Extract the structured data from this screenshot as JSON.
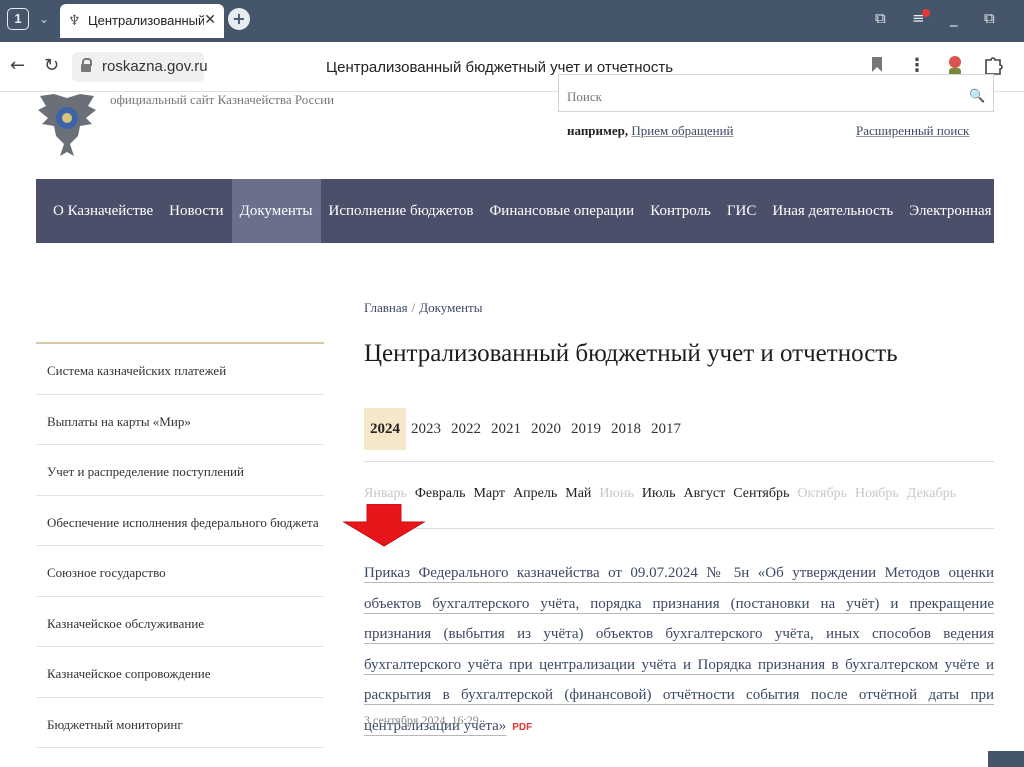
{
  "browser": {
    "tab_count": "1",
    "tab_title": "Централизованный бюджетный учет и отчетность",
    "url": "roskazna.gov.ru",
    "page_title": "Централизованный бюджетный учет и отчетность",
    "icons": {
      "back": "←",
      "reload": "↻",
      "tab_close": "✕",
      "new_tab": "+",
      "dropdown": "⌄",
      "minimize": "_",
      "restore": "⧉",
      "more": "⋮",
      "tab_favicon": "♆",
      "tab_list": "⧉",
      "downloads": "≡"
    },
    "colors": {
      "chrome": "#45566b",
      "notification": "#e23a3a"
    }
  },
  "site": {
    "tagline": "официальный сайт Казначейства России",
    "search": {
      "placeholder": "Поиск",
      "button_icon": "🔍",
      "hint_label": "например,",
      "hint_link": "Прием обращений",
      "advanced": "Расширенный поиск"
    },
    "nav": [
      {
        "label": "О Казначействе",
        "active": false
      },
      {
        "label": "Новости",
        "active": false
      },
      {
        "label": "Документы",
        "active": true
      },
      {
        "label": "Исполнение бюджетов",
        "active": false
      },
      {
        "label": "Финансовые операции",
        "active": false
      },
      {
        "label": "Контроль",
        "active": false
      },
      {
        "label": "ГИС",
        "active": false
      },
      {
        "label": "Иная деятельность",
        "active": false
      },
      {
        "label": "Электронная приемная",
        "active": false
      }
    ],
    "nav_color": "#4b4f69"
  },
  "sidebar": {
    "items": [
      {
        "label": "Система казначейских платежей"
      },
      {
        "label": "Выплаты на карты «Мир»"
      },
      {
        "label": "Учет и распределение поступлений"
      },
      {
        "label": "Обеспечение исполнения федерального бюджета"
      },
      {
        "label": "Союзное государство"
      },
      {
        "label": "Казначейское обслуживание"
      },
      {
        "label": "Казначейское сопровождение"
      },
      {
        "label": "Бюджетный мониторинг"
      }
    ]
  },
  "content": {
    "breadcrumb": {
      "home": "Главная",
      "separator": "/",
      "current": "Документы"
    },
    "title": "Централизованный бюджетный учет и отчетность",
    "years": [
      {
        "label": "2024",
        "active": true
      },
      {
        "label": "2023",
        "active": false
      },
      {
        "label": "2022",
        "active": false
      },
      {
        "label": "2021",
        "active": false
      },
      {
        "label": "2020",
        "active": false
      },
      {
        "label": "2019",
        "active": false
      },
      {
        "label": "2018",
        "active": false
      },
      {
        "label": "2017",
        "active": false
      }
    ],
    "months": [
      {
        "label": "Январь",
        "enabled": false
      },
      {
        "label": "Февраль",
        "enabled": true
      },
      {
        "label": "Март",
        "enabled": true
      },
      {
        "label": "Апрель",
        "enabled": true
      },
      {
        "label": "Май",
        "enabled": true
      },
      {
        "label": "Июнь",
        "enabled": false
      },
      {
        "label": "Июль",
        "enabled": true
      },
      {
        "label": "Август",
        "enabled": true
      },
      {
        "label": "Сентябрь",
        "enabled": true
      },
      {
        "label": "Октябрь",
        "enabled": false
      },
      {
        "label": "Ноябрь",
        "enabled": false
      },
      {
        "label": "Декабрь",
        "enabled": false
      }
    ],
    "document": {
      "title": "Приказ Федерального казначейства от 09.07.2024 № 5н «Об утверждении Методов оценки объектов бухгалтерского учёта, порядка признания (постановки на учёт) и прекращение признания (выбытия из учёта) объектов бухгалтерского учёта, иных способов ведения бухгалтерского учёта при централизации учёта и Порядка признания в бухгалтерском учёте и раскрытия в бухгалтерской (финансовой) отчётности события после отчётной даты при централизации учёта»",
      "format": "PDF",
      "date": "3 сентября 2024, 16:29"
    },
    "annotation_arrow_color": "#e8161a"
  }
}
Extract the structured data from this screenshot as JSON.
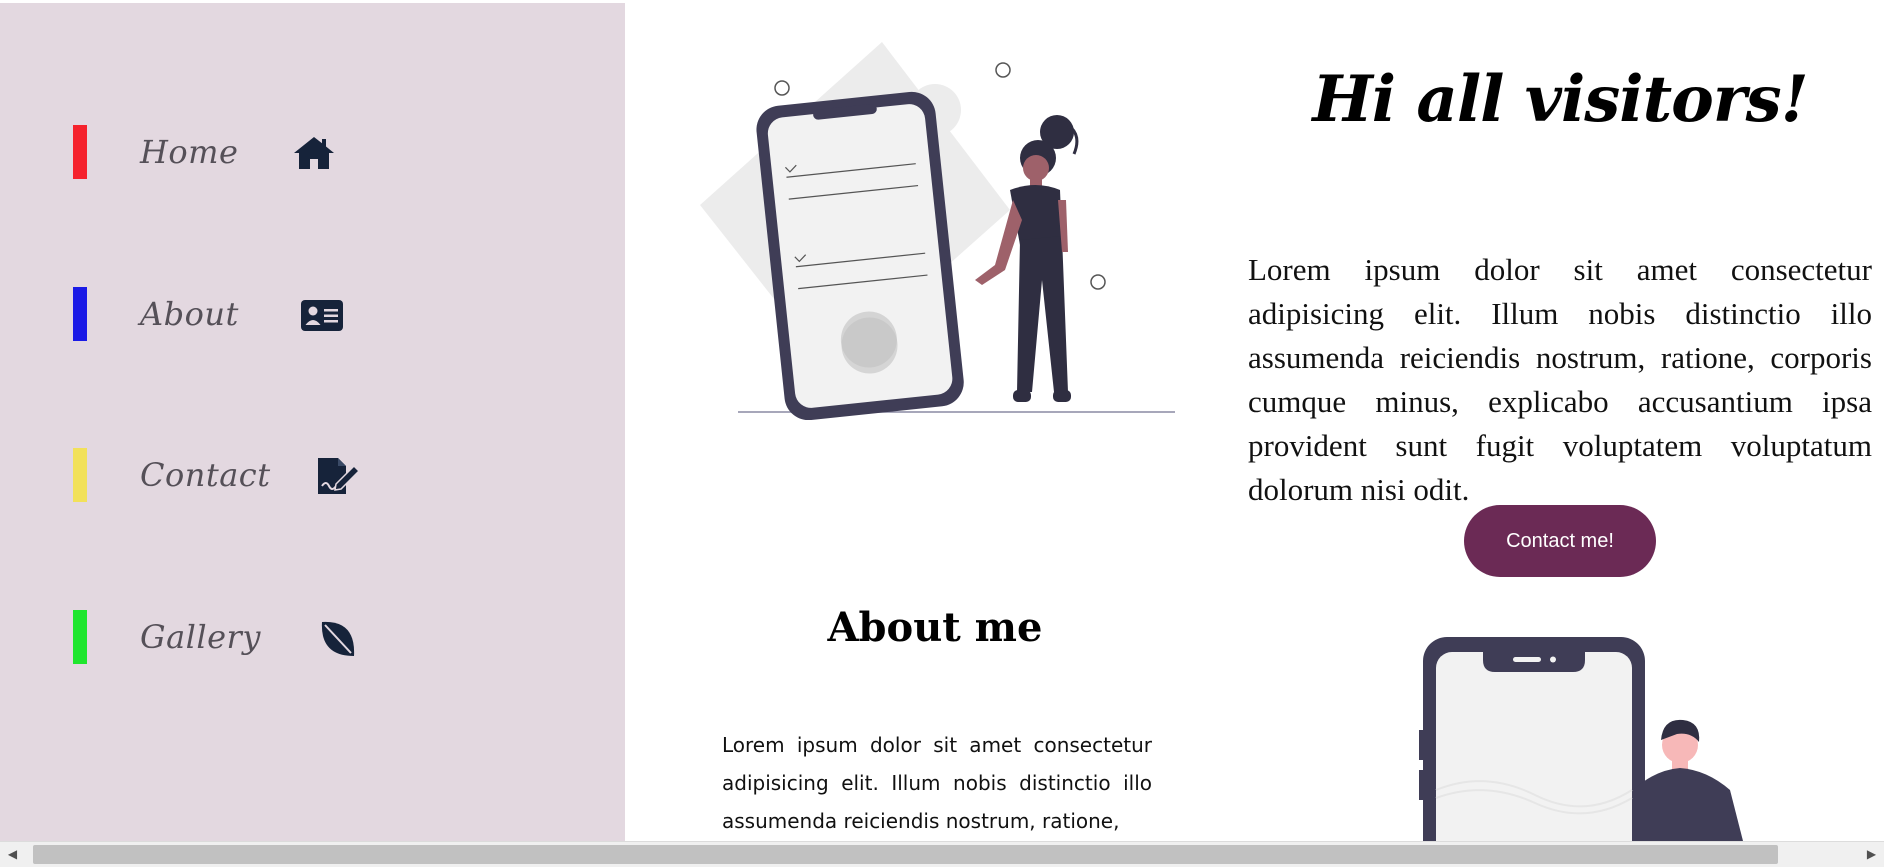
{
  "sidebar": {
    "items": [
      {
        "label": "Home",
        "bar_color": "#f5222d",
        "icon": "home-icon"
      },
      {
        "label": "About",
        "bar_color": "#1a1ae6",
        "icon": "id-card-icon"
      },
      {
        "label": "Contact",
        "bar_color": "#f2e15a",
        "icon": "signature-icon"
      },
      {
        "label": "Gallery",
        "bar_color": "#1fe62e",
        "icon": "leaf-icon"
      }
    ],
    "background": "#e3d8e0",
    "icon_color": "#16233a"
  },
  "hero": {
    "title": "Hi all visitors!",
    "text": "Lorem ipsum dolor sit amet consectetur adipisicing elit. Illum nobis distinctio illo assumenda reiciendis nostrum, ratione, corporis cumque minus, explicabo accusantium ipsa provident sunt fugit voluptatem voluptatum dolorum nisi odit.",
    "button_label": "Contact me!",
    "button_color": "#6b2a55"
  },
  "about": {
    "title": "About me",
    "text": "Lorem ipsum dolor sit amet consectetur adipisicing elit. Illum nobis distinctio illo assumenda reiciendis nostrum, ratione,"
  },
  "scrollbar": {
    "left_arrow": "◀",
    "right_arrow": "▶"
  }
}
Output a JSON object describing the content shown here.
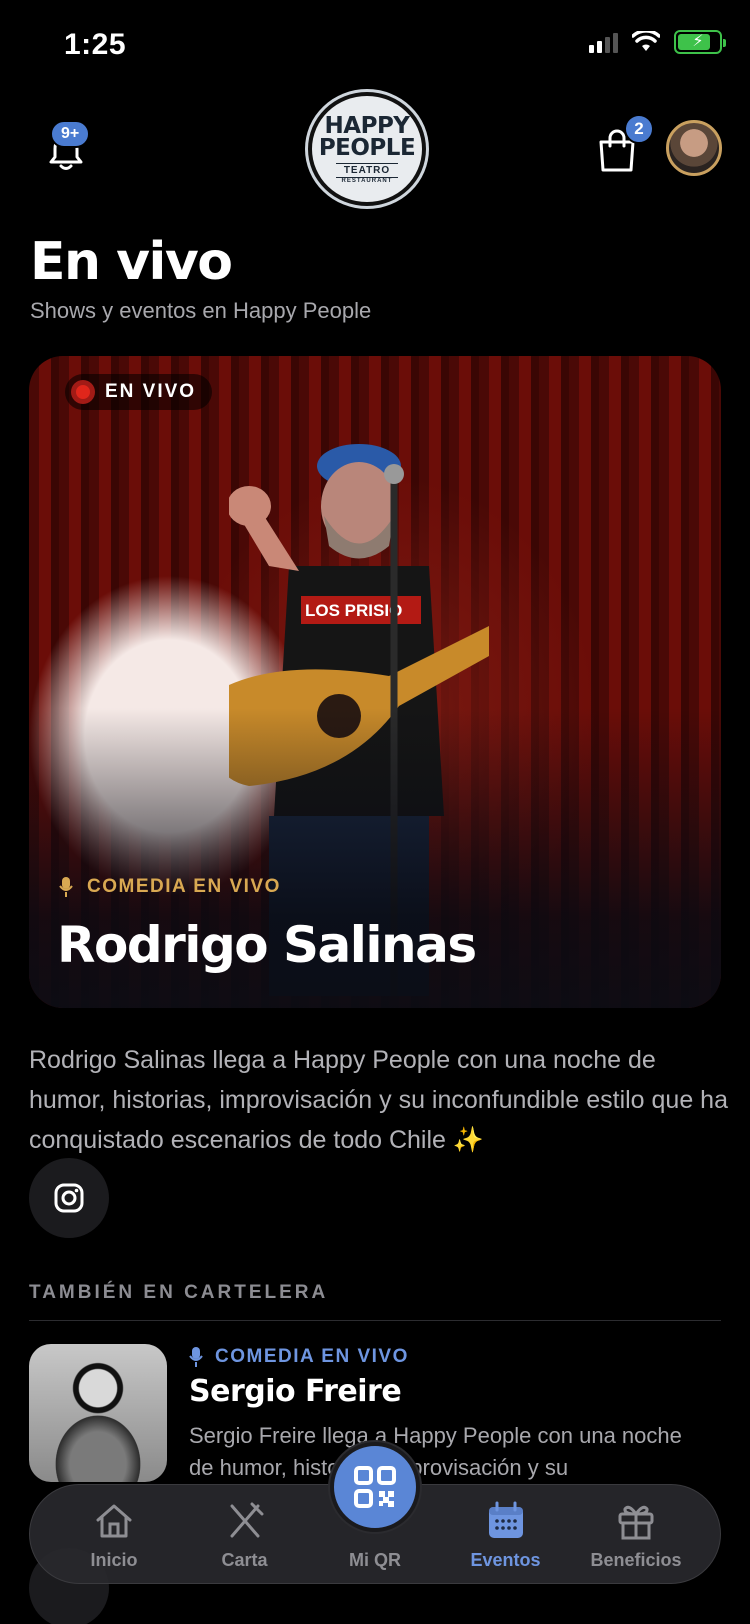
{
  "status_bar": {
    "time": "1:25"
  },
  "header": {
    "notifications_badge": "9+",
    "cart_badge": "2",
    "logo": {
      "line1": "HAPPY",
      "line2": "PEOPLE",
      "line3": "TEATRO",
      "line4": "RESTAURANT"
    }
  },
  "page": {
    "title": "En vivo",
    "subtitle": "Shows y eventos en Happy People"
  },
  "featured": {
    "live_label": "EN VIVO",
    "category": "COMEDIA EN VIVO",
    "name": "Rodrigo Salinas",
    "description": "Rodrigo Salinas llega a Happy People con una noche de humor, historias, improvisación y su inconfundible estilo que ha conquistado escenarios de todo Chile ✨"
  },
  "section": {
    "label": "TAMBIÉN EN CARTELERA"
  },
  "listings": [
    {
      "category": "COMEDIA EN VIVO",
      "name": "Sergio Freire",
      "description": "Sergio Freire llega a Happy People con una noche de humor, historias, improvisación y su"
    }
  ],
  "tabbar": {
    "tabs": [
      {
        "label": "Inicio",
        "icon": "home-icon"
      },
      {
        "label": "Carta",
        "icon": "utensils-icon"
      },
      {
        "label": "Mi QR",
        "icon": "qr-icon"
      },
      {
        "label": "Eventos",
        "icon": "calendar-icon",
        "active": true
      },
      {
        "label": "Beneficios",
        "icon": "gift-icon"
      }
    ]
  },
  "colors": {
    "accent": "#5a86d6",
    "live_red": "#e0261b",
    "gold": "#d9a952"
  }
}
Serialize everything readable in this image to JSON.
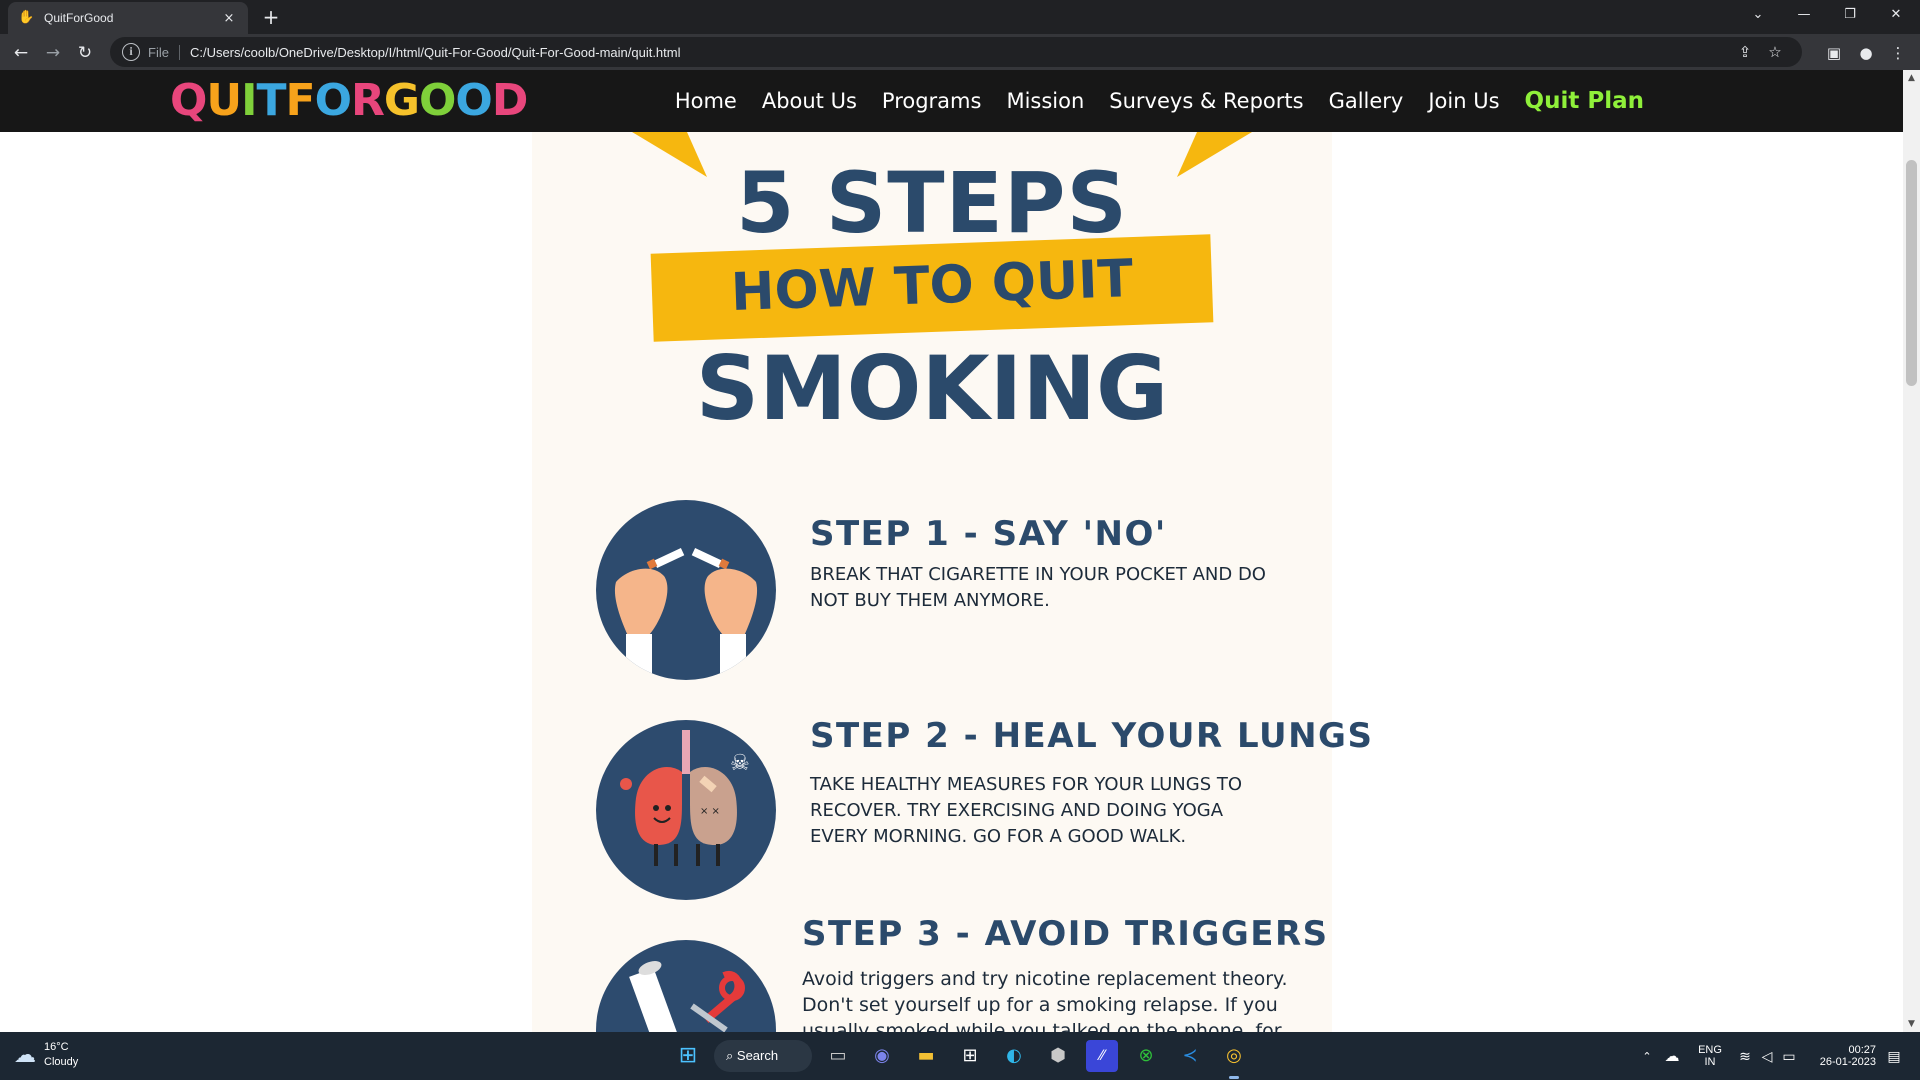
{
  "browser": {
    "tab_title": "QuitForGood",
    "tab_close": "×",
    "new_tab": "+",
    "omnibox_scheme": "File",
    "url": "C:/Users/coolb/OneDrive/Desktop/I/html/Quit-For-Good/Quit-For-Good-main/quit.html"
  },
  "site": {
    "logo_letters": [
      "Q",
      "U",
      "I",
      "T",
      "F",
      "O",
      "R",
      "G",
      "O",
      "O",
      "D"
    ],
    "logo_colors": [
      "#e8467c",
      "#f7a21b",
      "#7fd03a",
      "#3ba7e0",
      "#f7a21b",
      "#3ba7e0",
      "#e8467c",
      "#f6c22b",
      "#7fd03a",
      "#3ba7e0",
      "#e8467c"
    ],
    "nav": [
      "Home",
      "About Us",
      "Programs",
      "Mission",
      "Surveys & Reports",
      "Gallery",
      "Join Us"
    ],
    "nav_highlight": "Quit Plan",
    "accent_color": "#8ff03a"
  },
  "poster": {
    "heading_1": "5 STEPS",
    "heading_2": "HOW TO QUIT",
    "heading_3": "SMOKING",
    "banner_color": "#f6b70f",
    "text_color": "#2b4a6b",
    "steps": [
      {
        "title": "STEP 1 - SAY 'NO'",
        "text": "BREAK THAT CIGARETTE IN YOUR POCKET AND DO NOT BUY THEM ANYMORE.",
        "icon": "broken-cigarette-icon"
      },
      {
        "title": "STEP 2 - HEAL YOUR LUNGS",
        "text": "TAKE HEALTHY MEASURES FOR YOUR LUNGS TO RECOVER. TRY EXERCISING AND DOING YOGA EVERY MORNING. GO FOR A GOOD WALK.",
        "icon": "lungs-icon"
      },
      {
        "title": "STEP 3 - AVOID TRIGGERS",
        "text": "Avoid triggers and try nicotine replacement theory. Don't set yourself up for a smoking relapse. If you usually smoked while you talked on the phone, for",
        "icon": "scissors-cigarette-icon"
      }
    ]
  },
  "taskbar": {
    "weather_temp": "16°C",
    "weather_cond": "Cloudy",
    "search_label": "Search",
    "lang_1": "ENG",
    "lang_2": "IN",
    "time": "00:27",
    "date": "26-01-2023"
  }
}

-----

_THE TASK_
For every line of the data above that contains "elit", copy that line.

_SOLVED EXERCISE_
    "text": "Lorem ipsum dolor sit amet consectetur adipisicing elit. Illum nobis distinctio illo assumenda reiciendis nostrum, ratione, corporis cumque minus, explicabo accusantium ipsa provident sunt fugit voluptatem voluptatum dolorum nisi odit.",
    "text": "Lorem ipsum dolor sit amet consectetur adipisicing elit. Illum nobis distinctio illo assumenda reiciendis nostrum, ratione,"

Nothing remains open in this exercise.